The focus of the first set of announcements was ensuring liquidity / credit flow to MSMEs, help discoms tide over liquidity crunch, the second set concentrated on alleviating the hardships caused to the farmers, migrant workers and street vendors due to the coronavirus-induced lockdown restrictions.
Although the intent of these announcements was no doubt sincere and good, markets were disappointed with the first two set of announcements because the immediate spend out of the big fiscal stimulus is relatively small and hence there were doubts on whether economic growth will revive soon and in proportion to the large figure of the stimulus.
Worries about a rating downgrade could get postponed. However to be fair, in most major countries, 50-90 percent of the stimulus amounts comprise of contingent liabilities like loan guarantee, conditional capital infusion. The rest are fiscal measures – revenue foregone and additional spending.
The third set of announcements by the FM consisted mainly of providing relief to rural population. This included fisheries, animal husbandry, agri infra, micro food enterprises and farmers. The stimulus figure in this set was not very high and included some already announced spends and some fresh spends.
Also the timeframe of spends in some cases extends beyond the current fiscal. The proposed amendment to Essential Commodities Act is the most exciting part. It is very welcome and can have large beneficial impact on Indian rural economy and its GDP if done fairly, transparently and swiftly. However one hopes that the states and/or traders lobby don’t put impediments in this plan due to political or commercial considerations. This reform agenda for agriculture can improve productivity, reduce volatility of farm income and modernise Indian agriculture.
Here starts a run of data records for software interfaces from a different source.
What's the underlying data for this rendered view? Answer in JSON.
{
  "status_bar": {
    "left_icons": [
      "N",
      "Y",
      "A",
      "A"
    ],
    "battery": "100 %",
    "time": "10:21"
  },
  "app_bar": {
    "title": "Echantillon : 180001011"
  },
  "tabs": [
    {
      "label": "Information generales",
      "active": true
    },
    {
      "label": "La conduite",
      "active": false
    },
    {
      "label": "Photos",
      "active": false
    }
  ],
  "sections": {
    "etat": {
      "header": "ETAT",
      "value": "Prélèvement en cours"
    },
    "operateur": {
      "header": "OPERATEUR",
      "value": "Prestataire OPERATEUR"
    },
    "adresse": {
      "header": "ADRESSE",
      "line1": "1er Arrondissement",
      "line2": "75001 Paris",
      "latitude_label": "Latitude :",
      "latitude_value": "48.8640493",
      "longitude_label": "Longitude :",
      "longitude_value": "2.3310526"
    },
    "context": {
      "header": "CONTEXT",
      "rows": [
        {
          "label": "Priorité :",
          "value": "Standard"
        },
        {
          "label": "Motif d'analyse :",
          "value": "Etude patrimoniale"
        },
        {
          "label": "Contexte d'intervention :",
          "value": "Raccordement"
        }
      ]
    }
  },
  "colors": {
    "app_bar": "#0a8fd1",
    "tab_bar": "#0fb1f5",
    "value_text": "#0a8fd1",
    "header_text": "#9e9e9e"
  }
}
PM Modi’s Rs 20 lakh crore economic stimulus programme to deal with the fallout from the coronavirus pandemic has been all about liquidity measures (either credit guarantee schemes or new fund creations to be shouldered by banks and financial institutions), with small extra budget spending.
As per rough calculations total expenditure from three set of announcements till May 15 would be less than Rs 1.4 lakh crore (around 0.7 percent of GDP). This is understandable as there is very limited space for fiscal stimulus as the government’s revised market borrowing of Rs 12 lakh crore, is expected to be used largely for meeting revenue shortfall.
The announcements will help to support the more vulnerable segments of the population. However these measures can only serve to prop up the segments that are under distress. The safe and swift reopening of the economy more than anything else will be the key to recovery of the economy and alleviation of distress of these sections of society.
The author is MD & CEO at HDFC Securities.Disclaimer: The views and investment tips expressed by investment expert on Moneycontrol.com are his own and not that of the website or its management. Moneycontrol.com advises users to check with certified experts before taking any investment decisions.